The company also faced significant backlash after they published results of a big experiment in which it manipulated information on 689,000 users’ home pages and discovered that it could change the feelings of people by an ‘emotional contagion’ process. The company secretly conducted the research. Critics said this was wrong given that its purposefully exposing some people to “negative emotional content”. Facebook apologized and issued a new set of guidelines for research projects (Levin, 2017).

The challenge

After all this research, I am convinced that I want to ensure that the importance of data is focused on people instead of companies. At the moment, our data is used to determine our behavior and thereby influence us through advertisements on what we will buy and what choices we make online. This is all in the interest of companies and their income. I want to turn this around. Mankind must be able to benefit from their data, not be bribed.

In addition, I want to focus primarily on emotional manipulation. As Facebook can indicate when which young children are feeling “worthless”. Right now, these emotions are being played with. Businesses can reap the benefits by exploiting these feelings and targeting certain advertisements that manipulate children into buying certain products. But what if we turn it around? What if we get the positive out of these data for the sake of humanity? Would it not be nice if, for example, Jeugdzorg could respond to this problem? To recognize who can use which help from the data they receive from Facebook?  Viewing our behavioral data must be used in a positive way.

Therefore, my challenge is that the citizen should benefit from the use of his data instead of companies using this to earn money.

Looking back at my previous projects and experiences, I think this fits my interest as it is connected to social media, but also focuses on our behavior. This project can give me the opportunity to change our behavior to a positive benefit for us people, instead of for companies. My focus is to find a company that can work together with me in the sake for human kind.


Clement, J. (2020, February 5). Advertising revenue of google. Retrieved from statista: https://www.statista.com/statistics/266249/advertising-revenue-of-google/

Hooggevoeligheid. (n.d.). Retrieved from Psychologiemagazine: https://www.psychologiemagazine.nl/thema/hooggevoeligheid/

Levin, S. (2017, May 1). Facebook advertising data insecure teens. Retrieved from The guardian: https://www.theguardian.com/technology/2017/may/01/facebook-advertising-data-insecure-teens

Pearson, J. (2017, May 1). facebook has to keep apologizing for its business model.

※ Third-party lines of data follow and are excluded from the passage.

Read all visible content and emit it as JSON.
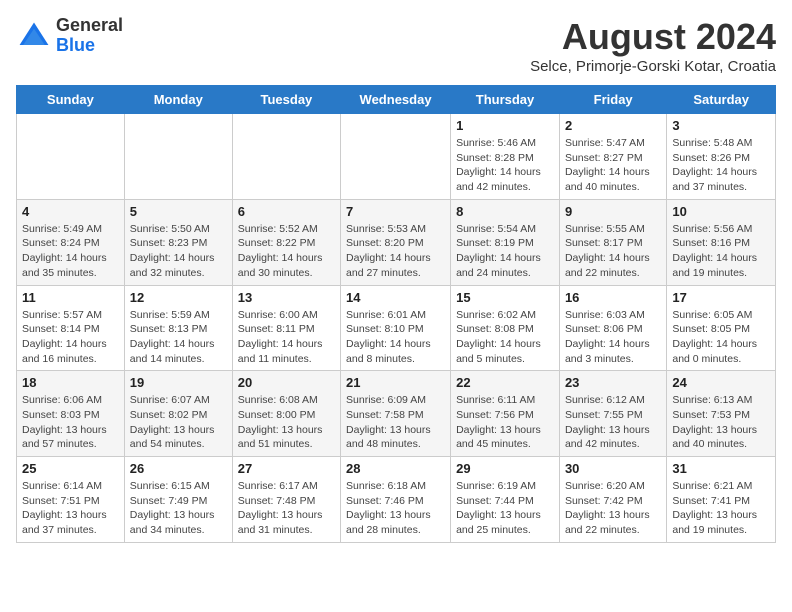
{
  "header": {
    "logo_line1": "General",
    "logo_line2": "Blue",
    "month_title": "August 2024",
    "location": "Selce, Primorje-Gorski Kotar, Croatia"
  },
  "days_of_week": [
    "Sunday",
    "Monday",
    "Tuesday",
    "Wednesday",
    "Thursday",
    "Friday",
    "Saturday"
  ],
  "weeks": [
    [
      {
        "day": "",
        "info": ""
      },
      {
        "day": "",
        "info": ""
      },
      {
        "day": "",
        "info": ""
      },
      {
        "day": "",
        "info": ""
      },
      {
        "day": "1",
        "info": "Sunrise: 5:46 AM\nSunset: 8:28 PM\nDaylight: 14 hours and 42 minutes."
      },
      {
        "day": "2",
        "info": "Sunrise: 5:47 AM\nSunset: 8:27 PM\nDaylight: 14 hours and 40 minutes."
      },
      {
        "day": "3",
        "info": "Sunrise: 5:48 AM\nSunset: 8:26 PM\nDaylight: 14 hours and 37 minutes."
      }
    ],
    [
      {
        "day": "4",
        "info": "Sunrise: 5:49 AM\nSunset: 8:24 PM\nDaylight: 14 hours and 35 minutes."
      },
      {
        "day": "5",
        "info": "Sunrise: 5:50 AM\nSunset: 8:23 PM\nDaylight: 14 hours and 32 minutes."
      },
      {
        "day": "6",
        "info": "Sunrise: 5:52 AM\nSunset: 8:22 PM\nDaylight: 14 hours and 30 minutes."
      },
      {
        "day": "7",
        "info": "Sunrise: 5:53 AM\nSunset: 8:20 PM\nDaylight: 14 hours and 27 minutes."
      },
      {
        "day": "8",
        "info": "Sunrise: 5:54 AM\nSunset: 8:19 PM\nDaylight: 14 hours and 24 minutes."
      },
      {
        "day": "9",
        "info": "Sunrise: 5:55 AM\nSunset: 8:17 PM\nDaylight: 14 hours and 22 minutes."
      },
      {
        "day": "10",
        "info": "Sunrise: 5:56 AM\nSunset: 8:16 PM\nDaylight: 14 hours and 19 minutes."
      }
    ],
    [
      {
        "day": "11",
        "info": "Sunrise: 5:57 AM\nSunset: 8:14 PM\nDaylight: 14 hours and 16 minutes."
      },
      {
        "day": "12",
        "info": "Sunrise: 5:59 AM\nSunset: 8:13 PM\nDaylight: 14 hours and 14 minutes."
      },
      {
        "day": "13",
        "info": "Sunrise: 6:00 AM\nSunset: 8:11 PM\nDaylight: 14 hours and 11 minutes."
      },
      {
        "day": "14",
        "info": "Sunrise: 6:01 AM\nSunset: 8:10 PM\nDaylight: 14 hours and 8 minutes."
      },
      {
        "day": "15",
        "info": "Sunrise: 6:02 AM\nSunset: 8:08 PM\nDaylight: 14 hours and 5 minutes."
      },
      {
        "day": "16",
        "info": "Sunrise: 6:03 AM\nSunset: 8:06 PM\nDaylight: 14 hours and 3 minutes."
      },
      {
        "day": "17",
        "info": "Sunrise: 6:05 AM\nSunset: 8:05 PM\nDaylight: 14 hours and 0 minutes."
      }
    ],
    [
      {
        "day": "18",
        "info": "Sunrise: 6:06 AM\nSunset: 8:03 PM\nDaylight: 13 hours and 57 minutes."
      },
      {
        "day": "19",
        "info": "Sunrise: 6:07 AM\nSunset: 8:02 PM\nDaylight: 13 hours and 54 minutes."
      },
      {
        "day": "20",
        "info": "Sunrise: 6:08 AM\nSunset: 8:00 PM\nDaylight: 13 hours and 51 minutes."
      },
      {
        "day": "21",
        "info": "Sunrise: 6:09 AM\nSunset: 7:58 PM\nDaylight: 13 hours and 48 minutes."
      },
      {
        "day": "22",
        "info": "Sunrise: 6:11 AM\nSunset: 7:56 PM\nDaylight: 13 hours and 45 minutes."
      },
      {
        "day": "23",
        "info": "Sunrise: 6:12 AM\nSunset: 7:55 PM\nDaylight: 13 hours and 42 minutes."
      },
      {
        "day": "24",
        "info": "Sunrise: 6:13 AM\nSunset: 7:53 PM\nDaylight: 13 hours and 40 minutes."
      }
    ],
    [
      {
        "day": "25",
        "info": "Sunrise: 6:14 AM\nSunset: 7:51 PM\nDaylight: 13 hours and 37 minutes."
      },
      {
        "day": "26",
        "info": "Sunrise: 6:15 AM\nSunset: 7:49 PM\nDaylight: 13 hours and 34 minutes."
      },
      {
        "day": "27",
        "info": "Sunrise: 6:17 AM\nSunset: 7:48 PM\nDaylight: 13 hours and 31 minutes."
      },
      {
        "day": "28",
        "info": "Sunrise: 6:18 AM\nSunset: 7:46 PM\nDaylight: 13 hours and 28 minutes."
      },
      {
        "day": "29",
        "info": "Sunrise: 6:19 AM\nSunset: 7:44 PM\nDaylight: 13 hours and 25 minutes."
      },
      {
        "day": "30",
        "info": "Sunrise: 6:20 AM\nSunset: 7:42 PM\nDaylight: 13 hours and 22 minutes."
      },
      {
        "day": "31",
        "info": "Sunrise: 6:21 AM\nSunset: 7:41 PM\nDaylight: 13 hours and 19 minutes."
      }
    ]
  ]
}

Retrieved from vice: https://www.vice.com/en_us/article/ezyjqp/facebook-has-to-keep-apologizing-for-its-business-model